• [Task directions] Look through the entries that follow and count the lines with the word "subtitle". The reply is that number alone.

• [Supplied data]
● ● ●

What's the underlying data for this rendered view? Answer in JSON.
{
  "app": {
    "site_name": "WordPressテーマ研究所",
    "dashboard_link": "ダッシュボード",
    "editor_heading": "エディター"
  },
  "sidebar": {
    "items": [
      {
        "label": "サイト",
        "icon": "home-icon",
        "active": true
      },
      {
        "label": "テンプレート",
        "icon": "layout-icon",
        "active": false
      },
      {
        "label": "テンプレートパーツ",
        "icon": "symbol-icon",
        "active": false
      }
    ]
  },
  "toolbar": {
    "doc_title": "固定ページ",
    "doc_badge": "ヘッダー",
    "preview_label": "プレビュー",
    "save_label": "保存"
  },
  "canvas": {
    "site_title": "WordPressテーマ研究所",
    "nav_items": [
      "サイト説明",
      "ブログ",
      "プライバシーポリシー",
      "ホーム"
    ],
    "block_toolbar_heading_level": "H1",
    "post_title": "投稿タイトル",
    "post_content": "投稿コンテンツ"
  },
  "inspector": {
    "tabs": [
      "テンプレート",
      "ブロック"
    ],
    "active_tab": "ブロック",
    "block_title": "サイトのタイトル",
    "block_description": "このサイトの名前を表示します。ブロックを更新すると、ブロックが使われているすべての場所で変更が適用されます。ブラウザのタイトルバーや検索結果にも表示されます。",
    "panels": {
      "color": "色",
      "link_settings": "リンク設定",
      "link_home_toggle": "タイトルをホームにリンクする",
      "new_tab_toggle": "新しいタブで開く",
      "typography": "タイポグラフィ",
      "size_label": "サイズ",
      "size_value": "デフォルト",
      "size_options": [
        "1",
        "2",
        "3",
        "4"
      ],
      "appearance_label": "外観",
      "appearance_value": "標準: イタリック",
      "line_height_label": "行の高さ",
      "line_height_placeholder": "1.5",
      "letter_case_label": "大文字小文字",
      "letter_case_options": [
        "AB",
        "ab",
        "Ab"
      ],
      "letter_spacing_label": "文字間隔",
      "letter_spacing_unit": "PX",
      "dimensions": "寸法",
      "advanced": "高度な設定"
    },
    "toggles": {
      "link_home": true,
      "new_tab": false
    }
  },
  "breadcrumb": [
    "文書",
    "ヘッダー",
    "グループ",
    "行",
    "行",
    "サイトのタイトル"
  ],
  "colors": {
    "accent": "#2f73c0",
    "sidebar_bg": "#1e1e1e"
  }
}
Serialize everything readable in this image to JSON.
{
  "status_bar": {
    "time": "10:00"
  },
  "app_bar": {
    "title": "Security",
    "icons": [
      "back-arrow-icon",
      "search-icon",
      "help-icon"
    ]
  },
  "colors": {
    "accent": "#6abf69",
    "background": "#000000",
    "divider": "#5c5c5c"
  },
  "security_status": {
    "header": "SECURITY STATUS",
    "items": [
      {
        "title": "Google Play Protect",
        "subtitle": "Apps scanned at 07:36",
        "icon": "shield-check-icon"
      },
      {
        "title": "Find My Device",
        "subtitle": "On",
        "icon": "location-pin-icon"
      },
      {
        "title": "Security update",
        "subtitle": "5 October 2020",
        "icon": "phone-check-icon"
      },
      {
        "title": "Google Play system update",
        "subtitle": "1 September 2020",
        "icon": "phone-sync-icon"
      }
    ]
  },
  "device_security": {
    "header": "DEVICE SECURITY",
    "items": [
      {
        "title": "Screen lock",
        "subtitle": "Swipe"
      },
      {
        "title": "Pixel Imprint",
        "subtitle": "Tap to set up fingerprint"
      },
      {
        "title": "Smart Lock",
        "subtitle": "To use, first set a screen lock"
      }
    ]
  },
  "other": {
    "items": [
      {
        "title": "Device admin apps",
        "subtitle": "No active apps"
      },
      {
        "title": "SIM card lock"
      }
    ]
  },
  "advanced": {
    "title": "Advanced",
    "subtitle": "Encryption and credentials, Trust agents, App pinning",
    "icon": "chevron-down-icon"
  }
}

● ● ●

• [Solution to the problem] 9